They eventually fluttered away to a table. Gabriel glanced up at his next customer and saw Lennon’s profile, eyes following the talking girls. She turned to him, a trace of a smirk on her face.
“Hey, you,” she said to him.
“Hey,” he answered. “The list went up?”
“Oh, did it ever,” Lennon replied with a little chuckle. “The Tallis is buzzing. Stacey got the lead!” Her face lit up with a huge smile. She had dimples, one on each side of her mouth, and her teeth were perfectly straight.
“Is that who they were talking about?” He asked.
Lennon nodded with a giggle. “Yup. They can’t fucking believe it! It’s awesome!”
“Is Stacey here?” Gabriel asked.
“She will be. She’s at the theatre. I left her talking to the director. And placating her boyfriend.”
“’Kay. You want anything, little lady?” He watched her climb onto a stool. It was a bit of a production.
Once settled, Lennon said, “May I have a Bacardi and coke, please?”
“Yup,” he replied, stepping back to grab the bottle and a glass. “I won’t make you show ID.”

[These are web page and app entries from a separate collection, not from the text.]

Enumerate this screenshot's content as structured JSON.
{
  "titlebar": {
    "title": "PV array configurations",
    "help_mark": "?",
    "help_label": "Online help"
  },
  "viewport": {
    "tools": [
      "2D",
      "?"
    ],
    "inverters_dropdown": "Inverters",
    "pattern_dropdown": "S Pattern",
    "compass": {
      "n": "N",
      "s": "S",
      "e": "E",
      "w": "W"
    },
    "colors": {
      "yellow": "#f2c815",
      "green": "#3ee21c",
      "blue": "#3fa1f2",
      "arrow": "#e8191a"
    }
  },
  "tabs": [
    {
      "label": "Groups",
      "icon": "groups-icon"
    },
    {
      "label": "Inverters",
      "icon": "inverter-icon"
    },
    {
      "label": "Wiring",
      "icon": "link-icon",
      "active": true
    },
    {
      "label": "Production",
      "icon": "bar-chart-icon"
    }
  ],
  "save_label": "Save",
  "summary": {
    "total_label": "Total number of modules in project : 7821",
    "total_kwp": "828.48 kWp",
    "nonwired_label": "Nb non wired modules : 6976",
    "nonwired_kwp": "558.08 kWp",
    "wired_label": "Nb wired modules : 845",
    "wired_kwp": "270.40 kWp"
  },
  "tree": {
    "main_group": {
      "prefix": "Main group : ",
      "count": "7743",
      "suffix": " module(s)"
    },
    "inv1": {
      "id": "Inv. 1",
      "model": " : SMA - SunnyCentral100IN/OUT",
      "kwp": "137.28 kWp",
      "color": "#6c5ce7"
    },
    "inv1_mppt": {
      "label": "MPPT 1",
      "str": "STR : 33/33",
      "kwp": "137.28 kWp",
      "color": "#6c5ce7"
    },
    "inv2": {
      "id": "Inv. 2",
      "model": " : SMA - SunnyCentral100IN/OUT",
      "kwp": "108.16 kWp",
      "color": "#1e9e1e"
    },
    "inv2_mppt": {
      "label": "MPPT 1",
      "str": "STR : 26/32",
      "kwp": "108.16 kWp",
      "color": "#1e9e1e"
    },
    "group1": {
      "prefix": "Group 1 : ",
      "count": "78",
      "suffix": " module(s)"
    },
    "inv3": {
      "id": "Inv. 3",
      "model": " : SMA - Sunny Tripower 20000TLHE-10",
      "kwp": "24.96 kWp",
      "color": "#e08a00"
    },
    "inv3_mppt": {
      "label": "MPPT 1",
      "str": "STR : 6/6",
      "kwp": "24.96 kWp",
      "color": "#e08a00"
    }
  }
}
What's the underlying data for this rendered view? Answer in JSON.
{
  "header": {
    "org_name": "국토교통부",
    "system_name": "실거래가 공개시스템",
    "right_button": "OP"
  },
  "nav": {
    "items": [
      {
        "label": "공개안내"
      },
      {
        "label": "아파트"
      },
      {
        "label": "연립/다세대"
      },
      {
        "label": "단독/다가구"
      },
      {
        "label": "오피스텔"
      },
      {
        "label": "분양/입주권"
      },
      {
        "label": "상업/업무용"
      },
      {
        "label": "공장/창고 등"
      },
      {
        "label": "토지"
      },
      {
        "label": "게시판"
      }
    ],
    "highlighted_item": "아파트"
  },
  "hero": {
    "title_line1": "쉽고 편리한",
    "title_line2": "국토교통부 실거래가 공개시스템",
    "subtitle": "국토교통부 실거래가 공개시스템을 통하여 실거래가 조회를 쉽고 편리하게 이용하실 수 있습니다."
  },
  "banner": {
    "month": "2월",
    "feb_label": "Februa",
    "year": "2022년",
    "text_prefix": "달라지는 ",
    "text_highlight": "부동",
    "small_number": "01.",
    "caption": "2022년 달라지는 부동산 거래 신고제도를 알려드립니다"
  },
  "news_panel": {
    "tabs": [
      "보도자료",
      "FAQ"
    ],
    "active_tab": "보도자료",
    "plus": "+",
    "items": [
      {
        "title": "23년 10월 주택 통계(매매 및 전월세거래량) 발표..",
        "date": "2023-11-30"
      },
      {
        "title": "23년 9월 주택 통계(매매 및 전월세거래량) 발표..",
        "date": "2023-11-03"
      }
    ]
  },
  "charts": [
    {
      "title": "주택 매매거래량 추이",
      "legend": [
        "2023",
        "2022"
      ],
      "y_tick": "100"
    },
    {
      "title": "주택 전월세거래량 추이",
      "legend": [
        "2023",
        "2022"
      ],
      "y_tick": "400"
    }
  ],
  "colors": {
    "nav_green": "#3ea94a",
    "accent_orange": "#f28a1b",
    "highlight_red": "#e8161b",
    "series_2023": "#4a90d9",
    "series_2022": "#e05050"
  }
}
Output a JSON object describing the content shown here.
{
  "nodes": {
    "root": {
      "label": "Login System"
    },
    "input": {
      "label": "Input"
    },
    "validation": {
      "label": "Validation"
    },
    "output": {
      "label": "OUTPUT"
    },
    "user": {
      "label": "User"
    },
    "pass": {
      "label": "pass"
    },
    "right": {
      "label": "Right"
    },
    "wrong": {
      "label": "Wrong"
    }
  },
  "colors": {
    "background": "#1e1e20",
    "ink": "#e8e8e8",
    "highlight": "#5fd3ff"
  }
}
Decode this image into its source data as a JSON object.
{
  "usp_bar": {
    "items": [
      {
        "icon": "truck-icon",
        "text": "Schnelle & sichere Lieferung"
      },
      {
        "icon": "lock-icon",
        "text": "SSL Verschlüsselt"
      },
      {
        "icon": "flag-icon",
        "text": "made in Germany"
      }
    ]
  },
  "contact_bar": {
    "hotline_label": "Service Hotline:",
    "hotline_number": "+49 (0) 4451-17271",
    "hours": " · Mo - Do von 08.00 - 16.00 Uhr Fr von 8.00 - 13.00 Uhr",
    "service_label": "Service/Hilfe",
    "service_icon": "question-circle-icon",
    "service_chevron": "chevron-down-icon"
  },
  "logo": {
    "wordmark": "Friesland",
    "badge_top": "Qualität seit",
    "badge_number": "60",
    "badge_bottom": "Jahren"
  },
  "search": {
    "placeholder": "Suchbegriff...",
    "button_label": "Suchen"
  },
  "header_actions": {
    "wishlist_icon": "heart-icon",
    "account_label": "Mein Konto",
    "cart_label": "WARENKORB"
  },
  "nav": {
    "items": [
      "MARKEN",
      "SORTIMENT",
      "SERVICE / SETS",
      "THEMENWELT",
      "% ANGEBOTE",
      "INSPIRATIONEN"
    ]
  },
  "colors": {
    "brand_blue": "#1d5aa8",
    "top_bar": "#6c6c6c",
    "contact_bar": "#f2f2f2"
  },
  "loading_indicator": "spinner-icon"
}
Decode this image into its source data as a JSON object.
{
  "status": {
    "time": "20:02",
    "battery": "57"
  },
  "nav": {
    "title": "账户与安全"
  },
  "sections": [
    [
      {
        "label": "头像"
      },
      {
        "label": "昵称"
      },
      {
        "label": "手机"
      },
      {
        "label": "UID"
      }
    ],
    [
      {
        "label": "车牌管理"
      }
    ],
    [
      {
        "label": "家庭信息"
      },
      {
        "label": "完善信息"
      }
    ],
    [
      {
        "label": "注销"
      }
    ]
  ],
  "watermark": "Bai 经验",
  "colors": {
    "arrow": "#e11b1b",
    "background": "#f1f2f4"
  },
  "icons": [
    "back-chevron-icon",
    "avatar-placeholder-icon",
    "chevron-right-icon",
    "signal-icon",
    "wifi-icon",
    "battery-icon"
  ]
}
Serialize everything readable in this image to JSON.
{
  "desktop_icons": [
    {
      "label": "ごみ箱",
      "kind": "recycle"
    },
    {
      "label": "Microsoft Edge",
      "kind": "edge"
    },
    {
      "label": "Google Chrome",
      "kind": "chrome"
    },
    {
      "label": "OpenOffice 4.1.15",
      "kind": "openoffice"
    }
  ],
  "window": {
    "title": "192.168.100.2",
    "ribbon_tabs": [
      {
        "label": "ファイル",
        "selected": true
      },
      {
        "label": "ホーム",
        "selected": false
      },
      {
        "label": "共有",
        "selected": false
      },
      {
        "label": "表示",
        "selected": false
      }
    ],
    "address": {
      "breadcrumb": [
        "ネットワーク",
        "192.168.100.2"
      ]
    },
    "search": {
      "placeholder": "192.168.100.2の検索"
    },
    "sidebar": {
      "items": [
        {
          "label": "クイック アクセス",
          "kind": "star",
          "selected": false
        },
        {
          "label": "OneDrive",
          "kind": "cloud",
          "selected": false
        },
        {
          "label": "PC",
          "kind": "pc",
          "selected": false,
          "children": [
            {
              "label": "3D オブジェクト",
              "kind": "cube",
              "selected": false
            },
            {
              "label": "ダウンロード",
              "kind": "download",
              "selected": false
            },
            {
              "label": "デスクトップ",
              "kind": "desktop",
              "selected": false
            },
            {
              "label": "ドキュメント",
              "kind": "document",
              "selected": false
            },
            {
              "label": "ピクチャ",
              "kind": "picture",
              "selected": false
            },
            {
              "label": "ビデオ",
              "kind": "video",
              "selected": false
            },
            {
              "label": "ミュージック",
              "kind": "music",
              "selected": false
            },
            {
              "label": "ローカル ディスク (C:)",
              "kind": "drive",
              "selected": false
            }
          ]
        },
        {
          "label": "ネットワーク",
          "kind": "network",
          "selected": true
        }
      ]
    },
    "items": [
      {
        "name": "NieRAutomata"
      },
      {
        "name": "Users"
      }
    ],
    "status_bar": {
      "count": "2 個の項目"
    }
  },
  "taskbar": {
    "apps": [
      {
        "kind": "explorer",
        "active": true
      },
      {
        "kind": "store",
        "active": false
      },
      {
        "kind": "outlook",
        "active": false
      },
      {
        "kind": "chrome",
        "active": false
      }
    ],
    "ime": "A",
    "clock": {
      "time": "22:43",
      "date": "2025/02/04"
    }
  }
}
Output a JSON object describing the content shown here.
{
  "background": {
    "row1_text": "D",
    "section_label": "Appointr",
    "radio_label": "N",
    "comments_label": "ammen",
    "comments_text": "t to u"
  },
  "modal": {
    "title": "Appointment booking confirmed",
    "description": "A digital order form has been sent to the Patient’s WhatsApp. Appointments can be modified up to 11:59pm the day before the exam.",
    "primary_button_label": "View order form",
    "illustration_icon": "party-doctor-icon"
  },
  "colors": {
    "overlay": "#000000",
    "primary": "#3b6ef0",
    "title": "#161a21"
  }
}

“I’m wearing fucking eyeliner today. So humor me and pretend that I look twenty-three tonight, please?”
Gabriel swept a glance over her. The bar was dark and Lennon’s lashes were black anyway, shadowy fringes lining her dark eyes. But, yeah, there was something different about her bottom lashes.
“What’s the occasion?” He asked, sliding her rum and coke over. She handed him a tip. “Thanks.” He shoved the cash into his pocket.
“Uh, I went into work this afternoon and decided that eyeliner was in order,” She made a face. “Didn’t sleep very well last night and I have a lovely set of blue half-moons under my eyes to prove it.”
“You look fine,” he shrugged. “How are Stacey and Nick?”
She rolled her eyes elaborately. He wondered if Lennon had always been a tad dramatic or if she was becoming more so.
“Lenny!” Gabriel glanced behind Len and saw a beaming Stacey bounding toward her. Stacey engulfed the smaller woman from behind; it almost looked like Stacey was balancing on her toes in excitement.
Lennon swallowed the mouthful of drink she had in her mouth and bounced on the stool. They chattered away about something; he wasn’t paying attention.
Gabriel averted his eyes. Lennon’s chest bounced with her, of course, but seemed to move separately, coming to rest a fraction of a millisecond after the rest of her. With a small smile in the direction of the two friends, Gabriel moved down the bar, taking orders.
When he got home late that night, Gabriel dug under his bed. He came across old Playboys and Maxims that he’d stashed there as a teenager, but more importantly, he came across an unused marble notebook.
It was two a.m. He leaned back in bed, rested the notebook on his boxer-covered lap, and bit the tip of a pen in thought.
Under the lamplight, Gabriel filled pages with phrases and words, partial verses and chords, even doodles, anything in order to get something going.
One of the sentences he scrawled read, “Might as well give it one last shot.”